Armaments consisted of a musket and a bayonet. Fusiliers carried a sword (brass hilt) while the grenadiers had a sabre.

Officers

n/a

Musicians

Arms of the House of Bourbon Condé - Source: WikiMedia Commons

Drummers wore the livery of the House of Bourbon Condé: chamois yellow laced and lined red. The arms on the drums had an azure field with three golden fleurs de lys couped by a small red baston (de France au bâton péri en bande de gueules).

Colours

The colonel flag was white with a white cross. Ordonnance flags had blue, red, feuille morte (dead leaf) and black cantons. The ordonnance flags remained unchanged from 1667 to 1791.

Colonel Colour - Source: Kronoskaf
Ordonnance Colour - Source: Kronoskaf

References

This article incorporates texts from the following books which are now in the public domain:

  • Susane, Louis: Histoire de l'ancienne infanterie française, J. Corréard, Paris, 1849-1856, Tome 6, pp. 21-34, 43

Other sources

Evrard, P.: Praetiriti Fides

Funcken, Liliane and Fred: Les uniformes de la guerre en dentelle

Menguy, Patrice: Les Sujets du Bien Aimé (a great website who has unfortunately disappeared from the web)

Mouillard, Lucien: Les Régiments sous Louis XV, Paris 1882
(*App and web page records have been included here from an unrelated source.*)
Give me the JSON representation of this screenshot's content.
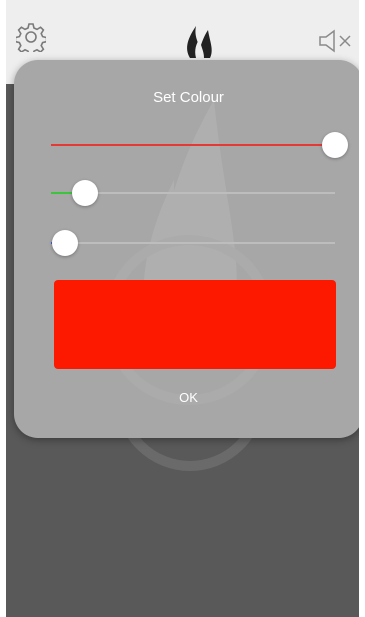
{
  "topbar": {
    "settings_icon": "gear-icon",
    "mute_icon": "speaker-muted-icon",
    "logo": "flame-logo"
  },
  "dialog": {
    "title": "Set Colour",
    "ok_label": "OK",
    "sliders": [
      {
        "name": "red",
        "value": 1.0,
        "fill_color": "#e53935"
      },
      {
        "name": "green",
        "value": 0.12,
        "fill_color": "#3cc43c"
      },
      {
        "name": "blue",
        "value": 0.05,
        "fill_color": "#3b5bdb"
      }
    ],
    "preview_color": "#fc1900"
  },
  "colors": {
    "app_background": "#595959",
    "topbar_background": "#eeeeee",
    "dialog_background": "#a7a7a7"
  }
}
Pajol, Charles P. V.: Les Guerres sous Louis XV, vol. VII, Paris, 1891

Rogge, Christian: The French & Allied Armies in Germany during the Seven Years War, Frankfurt, 2006

Sommaire des forces armées Françaises à l'intérieur et à l'extérieur de la France - 1er Août 1757, Service Historique de l'armée de terre

Vial, J. L.: Nec Pluribus Impar

N.B.: the section Service during the War is mostly derived from our articles depicting the various campaigns, battles and sieges.